The Deep-Sea Diver
6,000 meters below sea level, an unknown world begins. Only one percent of the oceans extends further, down to a realm named after the Greek god of the underworld: the Hades Zone. It is a place of eternal darkness under the pressure of kilometer-thick masses of water. It was not until 1960 that researchers succeeded in reaching the lowest point on earth: the Challenger Deep in the Mariana Trench, 10,928 meters below sea level. To date, fewer people have made it there than to the moon. Even the surface of Mars is better measured than the bottom of the oceans. Yet data on the deep seas are becoming increasingly important: for research into climate change, for coastal protection, for the extraction of energy and raw materials.
To explore the deep sea, you need money, state-of-the-art technology and courage. The American Victor Vescovo has it all. And he has tapped it to realize his dream: the former naval officer was the first person to travel down to the deepest points of all five oceans. For the "Five Deeps" expedition, he sailed around the world for two years, cruising a total of 87,000 kilometers between the Arctic and Antarctic with his 30-strong team, and diving in waters notorious for their perilous weather conditions.
For the mission, the team had developed an ultra-safe Triton submersible made of titanium, the "Limiting Factor." It can transport two into the depths, but often Vescovo did the dives alone. "It's a very intense experience that I enjoy," he explains. "Then there is only me, the machine and my surroundings." He spends up to 13 hours in the narrow capsule, limited only by the battery charge and his own physical endurance. "You certainly can't be claustrophobic," he says. "And you need to dress warmly; it gets freezing cold in the capsule."
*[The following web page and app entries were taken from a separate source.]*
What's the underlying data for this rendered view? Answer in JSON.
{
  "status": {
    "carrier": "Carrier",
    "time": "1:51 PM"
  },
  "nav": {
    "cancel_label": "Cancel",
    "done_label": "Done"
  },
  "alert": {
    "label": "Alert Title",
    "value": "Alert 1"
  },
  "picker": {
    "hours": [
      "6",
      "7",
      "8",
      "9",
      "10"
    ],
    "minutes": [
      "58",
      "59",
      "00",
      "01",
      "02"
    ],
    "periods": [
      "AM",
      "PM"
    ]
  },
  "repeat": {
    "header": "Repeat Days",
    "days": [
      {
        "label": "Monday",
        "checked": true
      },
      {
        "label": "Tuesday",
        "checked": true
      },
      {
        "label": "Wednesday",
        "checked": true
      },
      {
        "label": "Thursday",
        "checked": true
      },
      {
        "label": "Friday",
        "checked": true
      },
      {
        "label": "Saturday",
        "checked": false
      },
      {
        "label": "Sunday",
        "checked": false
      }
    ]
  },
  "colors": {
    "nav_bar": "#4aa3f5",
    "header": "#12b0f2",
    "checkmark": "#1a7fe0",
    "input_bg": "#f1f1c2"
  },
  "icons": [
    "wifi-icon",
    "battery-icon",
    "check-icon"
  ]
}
The three hours that Vescovo can spend down on the seabed are an exercise in wonderment, in being amazed, for example, by the creatures that have adapted to this lightless, nutrient-poor environment. Vescovo has discovered some 40 new species during his dives. "In my opinion, some living creatures are a better fit for an alien planet than Earth," he says. High-resolution cameras film the environment nonstop, and three robotic probes collect water and soil samples. "The more we collect, the greater the chance that we will find something remarkable in the analyses later." However, what caught his attention most was a sad find: on the floor of the Mariana Trench, at a depth of almost 11,000 meters, he discovered waste. "Of course I was incredibly disillusioned. But what worries me even more is what I couldn't see: microplastics are in every ocean, at every depth, in every food chain."
With his spectacular expeditions, Vescovo promotes an awareness of the fact that the oceans are vulnerable. He makes all the data he collects available for research. His team continues to explore tens of thousands of square kilometers of the deep sea every month, supporting the "GEBCO 2030" project. His goal: to completely map the ocean floor.
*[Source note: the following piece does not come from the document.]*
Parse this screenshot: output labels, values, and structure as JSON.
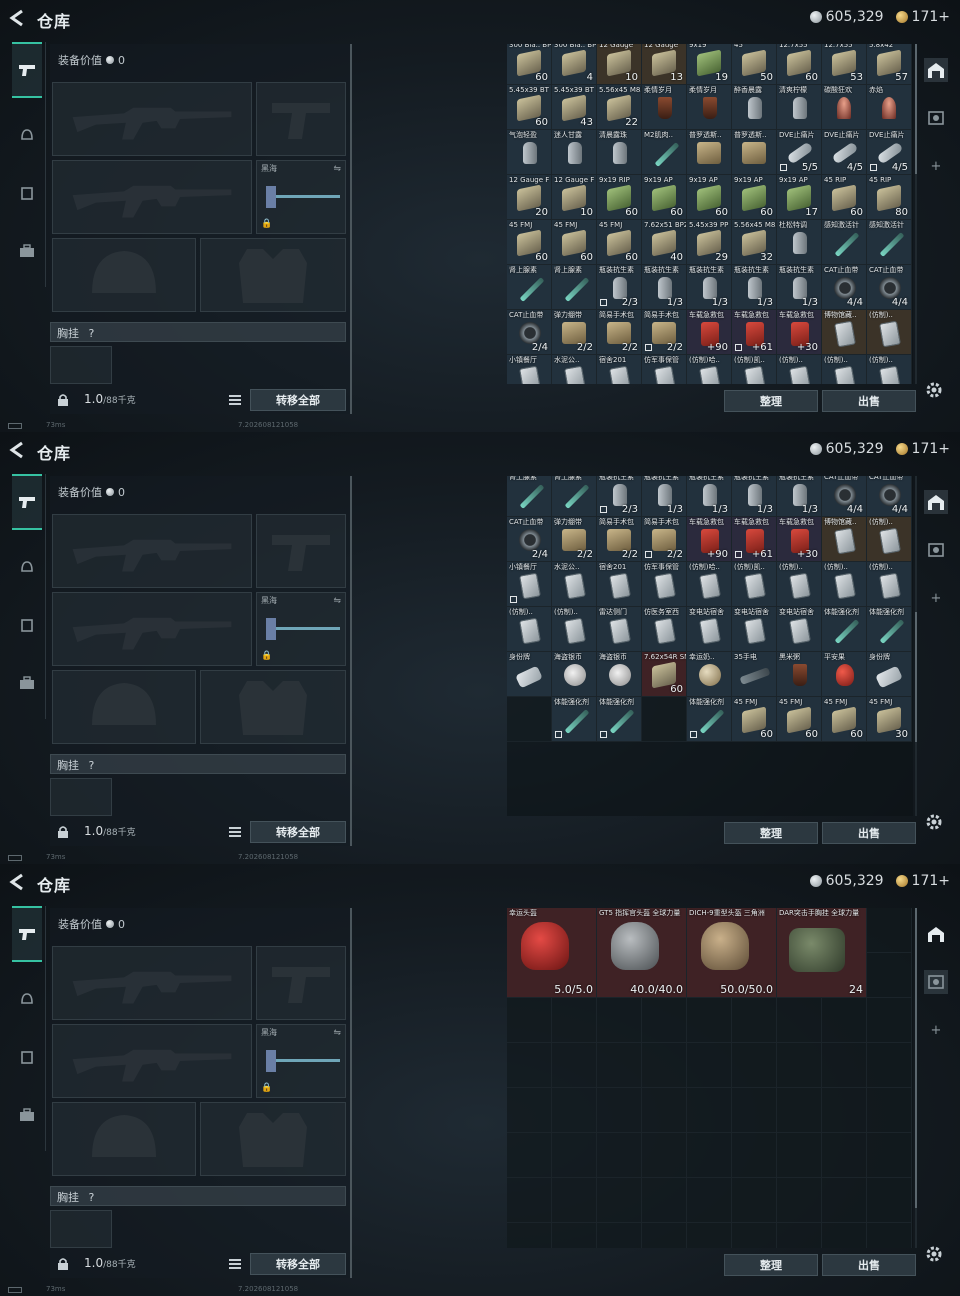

Stefanie Hardick is a freelance journalist specializing in scientific and historical topics.